- The Barriera di Milano neighborhood of Turin, Italy holds the ruins of factories where cars and their parts were once made.
- Gradually, these empty hulks are being turned into loft-style housing, university buildings, and office spaces.
- The latest redevelopment in the growing innovation district is the former headquarters of a company known as Incet, which made electric cables and was active until 1968.
- After acquiring the campus of giant white buildings, Turin officials briefly used it as a parking lot for confiscated vehicles before letting it sit dormant for decades.
- Now, the city is renovating the buildings into a hub of what officials here call “open innovation”—and perhaps, a spark plug for a new post-industrial economy.
- With the advent of globalization and the deindustrialization of developed economies, post-industrial cities are leading the city revitalization movement (See Detroit).
- It’s hard to describe what the former factory complex, now known as Ex-Incet, is on its way to becoming.
- That’s because it’s intended to be a little bit of everything:
- There will be space for community meetings, religious gatherings, musical performances.
- Officespace for NGOs, social enterprises, and local government.
- Students will be welcome to study here, innovators from other cities and countries will be invited to visit.
- The first two tenants of the complex couldn’t be more different: a police station and an art gallery.
- The Ex-Incet redevelopment will be complete by the end of the year, testing the idea that local government can restore economic growth simply by facilitating the actions and interactions of others.
- One of the most crucial pieces of this redevelopment puzzle is called Open Incet.
- Launched in late 2015, it’s an innovation center that works to connect the people and ideas swirling around this place with national and global networks of people they might collaborate with.
“Open Incet is part of the urban innovation ecosystem.
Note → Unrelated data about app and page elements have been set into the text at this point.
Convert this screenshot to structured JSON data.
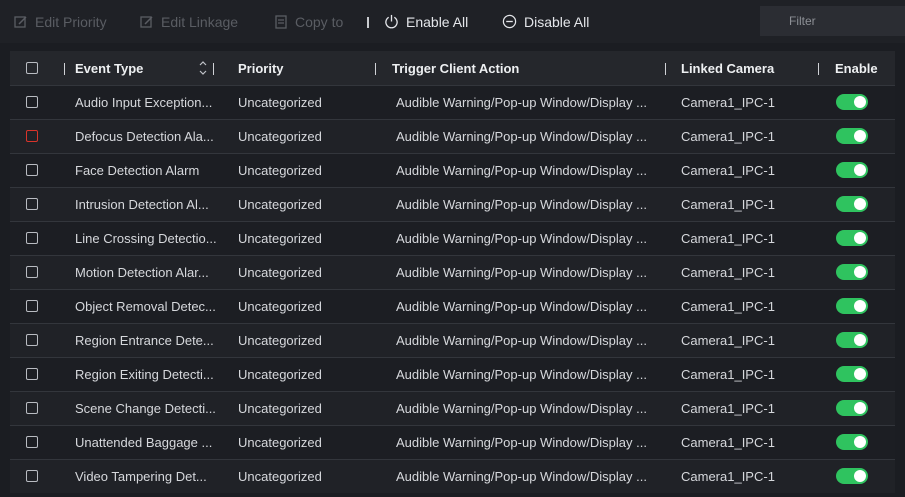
{
  "toolbar": {
    "edit_priority": "Edit Priority",
    "edit_linkage": "Edit Linkage",
    "copy_to": "Copy to",
    "enable_all": "Enable All",
    "disable_all": "Disable All",
    "filter_placeholder": "Filter"
  },
  "columns": {
    "event_type": "Event Type",
    "priority": "Priority",
    "trigger_client_action": "Trigger Client Action",
    "linked_camera": "Linked Camera",
    "enable": "Enable"
  },
  "rows": [
    {
      "event_type": "Audio Input Exception...",
      "priority": "Uncategorized",
      "action": "Audible Warning/Pop-up Window/Display ...",
      "camera": "Camera1_IPC-1",
      "enabled": true
    },
    {
      "event_type": "Defocus Detection Ala...",
      "priority": "Uncategorized",
      "action": "Audible Warning/Pop-up Window/Display ...",
      "camera": "Camera1_IPC-1",
      "enabled": true
    },
    {
      "event_type": "Face Detection Alarm",
      "priority": "Uncategorized",
      "action": "Audible Warning/Pop-up Window/Display ...",
      "camera": "Camera1_IPC-1",
      "enabled": true
    },
    {
      "event_type": "Intrusion Detection Al...",
      "priority": "Uncategorized",
      "action": "Audible Warning/Pop-up Window/Display ...",
      "camera": "Camera1_IPC-1",
      "enabled": true
    },
    {
      "event_type": "Line Crossing Detectio...",
      "priority": "Uncategorized",
      "action": "Audible Warning/Pop-up Window/Display ...",
      "camera": "Camera1_IPC-1",
      "enabled": true
    },
    {
      "event_type": "Motion Detection Alar...",
      "priority": "Uncategorized",
      "action": "Audible Warning/Pop-up Window/Display ...",
      "camera": "Camera1_IPC-1",
      "enabled": true
    },
    {
      "event_type": "Object Removal Detec...",
      "priority": "Uncategorized",
      "action": "Audible Warning/Pop-up Window/Display ...",
      "camera": "Camera1_IPC-1",
      "enabled": true
    },
    {
      "event_type": "Region Entrance Dete...",
      "priority": "Uncategorized",
      "action": "Audible Warning/Pop-up Window/Display ...",
      "camera": "Camera1_IPC-1",
      "enabled": true
    },
    {
      "event_type": "Region Exiting Detecti...",
      "priority": "Uncategorized",
      "action": "Audible Warning/Pop-up Window/Display ...",
      "camera": "Camera1_IPC-1",
      "enabled": true
    },
    {
      "event_type": "Scene Change Detecti...",
      "priority": "Uncategorized",
      "action": "Audible Warning/Pop-up Window/Display ...",
      "camera": "Camera1_IPC-1",
      "enabled": true
    },
    {
      "event_type": "Unattended Baggage ...",
      "priority": "Uncategorized",
      "action": "Audible Warning/Pop-up Window/Display ...",
      "camera": "Camera1_IPC-1",
      "enabled": true
    },
    {
      "event_type": "Video Tampering Det...",
      "priority": "Uncategorized",
      "action": "Audible Warning/Pop-up Window/Display ...",
      "camera": "Camera1_IPC-1",
      "enabled": true
    }
  ],
  "colors": {
    "accent_green": "#2fc35f",
    "checkbox_alert": "#d9342b",
    "background": "#1b1d22"
  }
}
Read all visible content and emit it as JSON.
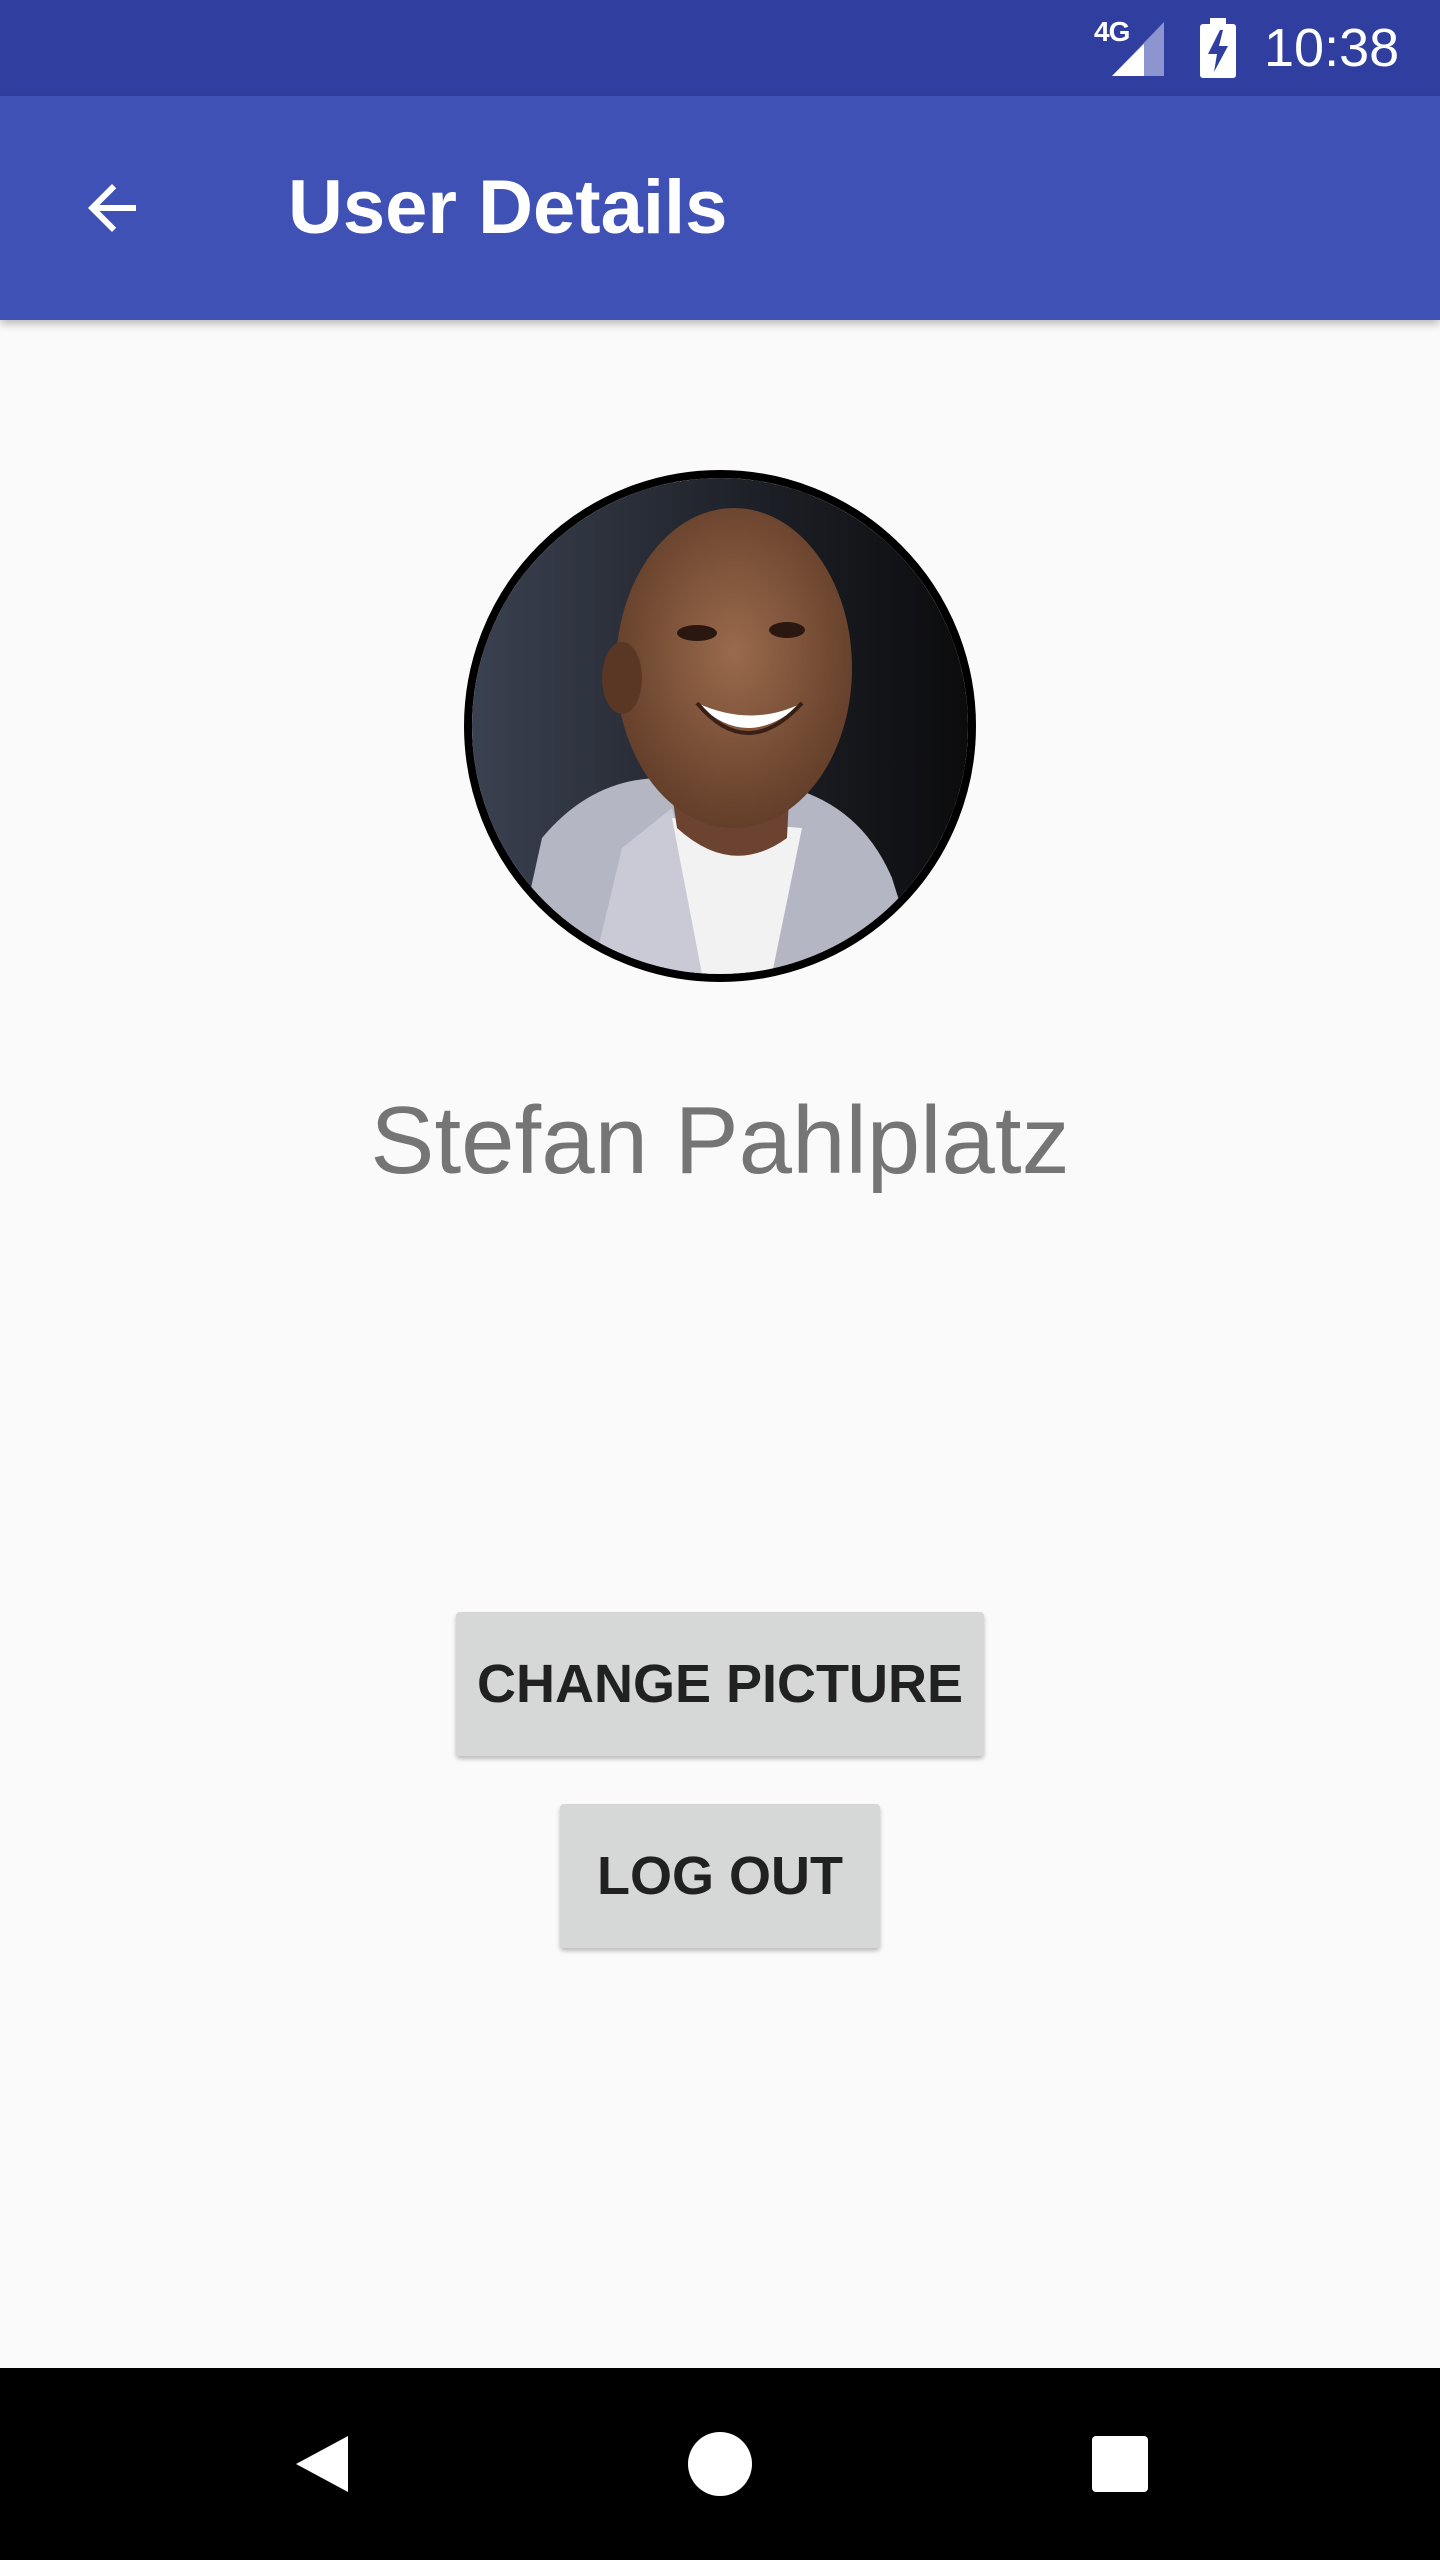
{
  "status_bar": {
    "network": "4G",
    "time": "10:38"
  },
  "app_bar": {
    "title": "User Details"
  },
  "profile": {
    "name": "Stefan Pahlplatz"
  },
  "actions": {
    "change_picture_label": "CHANGE PICTURE",
    "logout_label": "LOG OUT"
  },
  "colors": {
    "status_bar": "#303f9f",
    "app_bar": "#3f51b5",
    "background": "#fafafa",
    "button": "#d6d7d7"
  },
  "icons": {
    "back": "arrow-left-icon",
    "nav_back": "triangle-back-icon",
    "nav_home": "circle-home-icon",
    "nav_recents": "square-recents-icon"
  }
}
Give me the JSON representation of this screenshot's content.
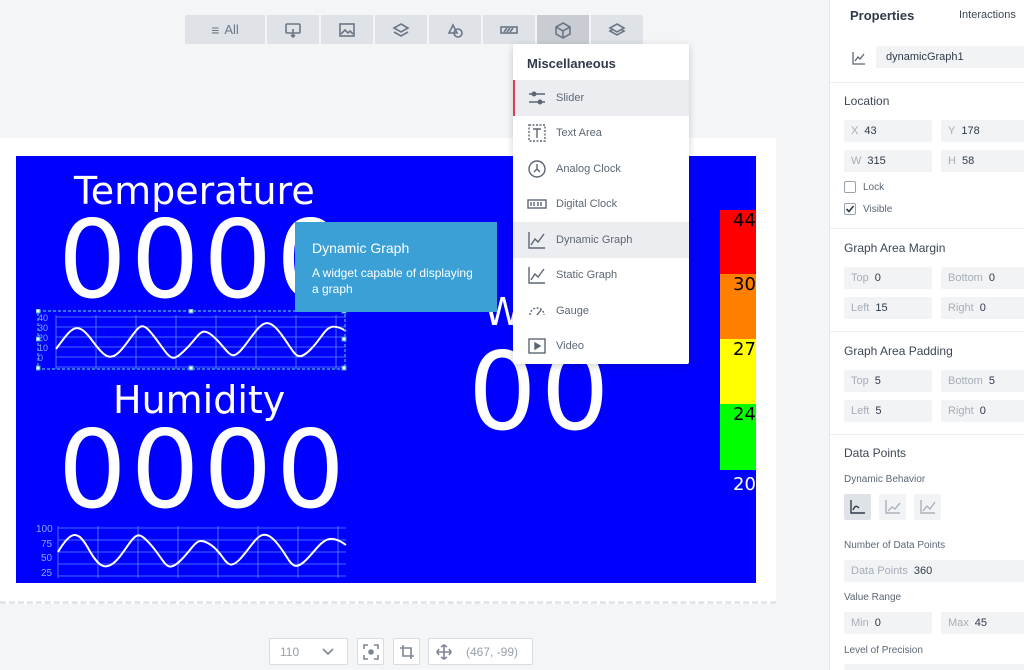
{
  "toolbar": {
    "all_label": "All",
    "icons": [
      "touch-icon",
      "image-icon",
      "layers-icon",
      "shapes-icon",
      "progress-icon",
      "cube-icon",
      "stack-icon"
    ]
  },
  "canvas": {
    "temperature_label": "Temperature",
    "temperature_value": "0000",
    "humidity_label": "Humidity",
    "humidity_value": "0000",
    "partial_label": "W",
    "partial_value": "00",
    "graph1_ticks": [
      "40",
      "30",
      "20",
      "10",
      "0"
    ],
    "graph2_ticks": [
      "100",
      "75",
      "50",
      "25"
    ],
    "colorbar": {
      "values": [
        "44",
        "30",
        "27",
        "24"
      ],
      "colors": [
        "#ff0000",
        "#ff7f00",
        "#ffff00",
        "#00ff00"
      ],
      "bottom_label": "20"
    }
  },
  "tooltip": {
    "title": "Dynamic Graph",
    "description": "A widget capable of displaying a graph"
  },
  "dropdown": {
    "header": "Miscellaneous",
    "items": [
      {
        "label": "Slider",
        "icon": "slider-icon"
      },
      {
        "label": "Text Area",
        "icon": "text-area-icon"
      },
      {
        "label": "Analog Clock",
        "icon": "analog-clock-icon"
      },
      {
        "label": "Digital Clock",
        "icon": "digital-clock-icon"
      },
      {
        "label": "Dynamic Graph",
        "icon": "dynamic-graph-icon"
      },
      {
        "label": "Static Graph",
        "icon": "static-graph-icon"
      },
      {
        "label": "Gauge",
        "icon": "gauge-icon"
      },
      {
        "label": "Video",
        "icon": "video-icon"
      }
    ]
  },
  "bottombar": {
    "zoom": "110",
    "coords": "(467, -99)"
  },
  "properties": {
    "tab_properties": "Properties",
    "tab_interactions": "Interactions",
    "name": "dynamicGraph1",
    "location_title": "Location",
    "x_label": "X",
    "x": "43",
    "y_label": "Y",
    "y": "178",
    "w_label": "W",
    "w": "315",
    "h_label": "H",
    "h": "58",
    "lock_label": "Lock",
    "visible_label": "Visible",
    "margin_title": "Graph Area Margin",
    "padding_title": "Graph Area Padding",
    "top_label": "Top",
    "bottom_label": "Bottom",
    "left_label": "Left",
    "right_label": "Right",
    "margin": {
      "top": "0",
      "bottom": "0",
      "left": "15",
      "right": "0"
    },
    "padding": {
      "top": "5",
      "bottom": "5",
      "left": "5",
      "right": "0"
    },
    "data_points_title": "Data Points",
    "dynamic_behavior_label": "Dynamic Behavior",
    "num_points_label": "Number of Data Points",
    "data_points_field_label": "Data Points",
    "data_points_value": "360",
    "value_range_label": "Value Range",
    "min_label": "Min",
    "min": "0",
    "max_label": "Max",
    "max": "45",
    "precision_label": "Level of Precision"
  }
}
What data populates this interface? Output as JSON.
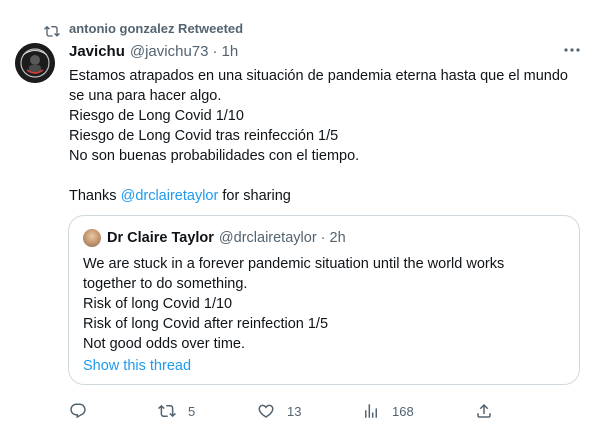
{
  "retweet_header": {
    "icon": "retweet-icon",
    "text": "antonio gonzalez Retweeted"
  },
  "tweet": {
    "author_name": "Javichu",
    "author_handle": "@javichu73",
    "separator": "·",
    "time": "1h",
    "lines": [
      "Estamos atrapados en una situación de pandemia eterna hasta que el mundo",
      "se una para hacer algo.",
      "Riesgo de Long Covid 1/10",
      "Riesgo de Long Covid tras reinfección 1/5",
      "No son buenas probabilidades con el tiempo."
    ],
    "thanks_prefix": "Thanks ",
    "thanks_mention": "@drclairetaylor",
    "thanks_suffix": " for sharing"
  },
  "quote": {
    "author_name": "Dr Claire Taylor",
    "author_handle": "@drclairetaylor",
    "separator": "·",
    "time": "2h",
    "lines": [
      "We are stuck in a forever pandemic situation until the world works",
      "together to do something.",
      "Risk of long Covid 1/10",
      "Risk of long Covid after reinfection 1/5",
      "Not good odds over time."
    ],
    "show_thread": "Show this thread"
  },
  "actions": {
    "reply": {
      "icon": "reply-icon",
      "count": ""
    },
    "retweet": {
      "icon": "retweet-icon",
      "count": "5"
    },
    "like": {
      "icon": "heart-icon",
      "count": "13"
    },
    "views": {
      "icon": "analytics-icon",
      "count": "168"
    },
    "share": {
      "icon": "share-icon",
      "count": ""
    }
  },
  "colors": {
    "text": "#0f1419",
    "secondary": "#536471",
    "link": "#1d9bf0",
    "border": "#cfd9de"
  }
}
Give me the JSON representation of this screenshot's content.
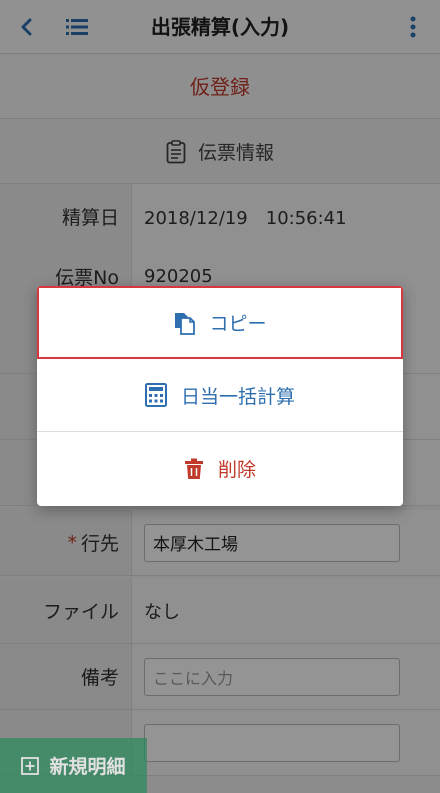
{
  "header": {
    "title": "出張精算(入力)"
  },
  "status": {
    "text": "仮登録"
  },
  "section": {
    "title": "伝票情報"
  },
  "fields": [
    {
      "label": "精算日",
      "value": "2018/12/19　10:56:41"
    },
    {
      "label": "伝票No",
      "value": "920205"
    },
    {
      "label": "",
      "value": ""
    },
    {
      "label": "",
      "value": ""
    },
    {
      "label": "",
      "value": ""
    },
    {
      "label": "行先",
      "value": "本厚木工場",
      "required": true
    },
    {
      "label": "ファイル",
      "value": "なし"
    },
    {
      "label": "備考",
      "placeholder": "ここに入力"
    }
  ],
  "menu": {
    "items": [
      {
        "label": "コピー",
        "icon": "copy-icon",
        "color": "#2f6fb0"
      },
      {
        "label": "日当一括計算",
        "icon": "calculator-icon",
        "color": "#2f6fb0"
      },
      {
        "label": "削除",
        "icon": "trash-icon",
        "color": "#c0392b"
      }
    ]
  },
  "fab": {
    "label": "新規明細",
    "icon": "plus-square-icon"
  }
}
It’s a place where we are opening meeting points to solve social and economic challenges that individual stakeholders would not be able to solve on their own.”
-Fabio Sgaragli, Incet manager.
Author: Nicholas Efthimiadis
Seattle grown. Avid skier and occasional ski racer. Passionate about all things urban (particularly transportation & housing). University of Washington 2016 graduate: BA in Economics and a minor in Urban Design and Planning. Extensive experience in fictitious cartography and sand-city molding.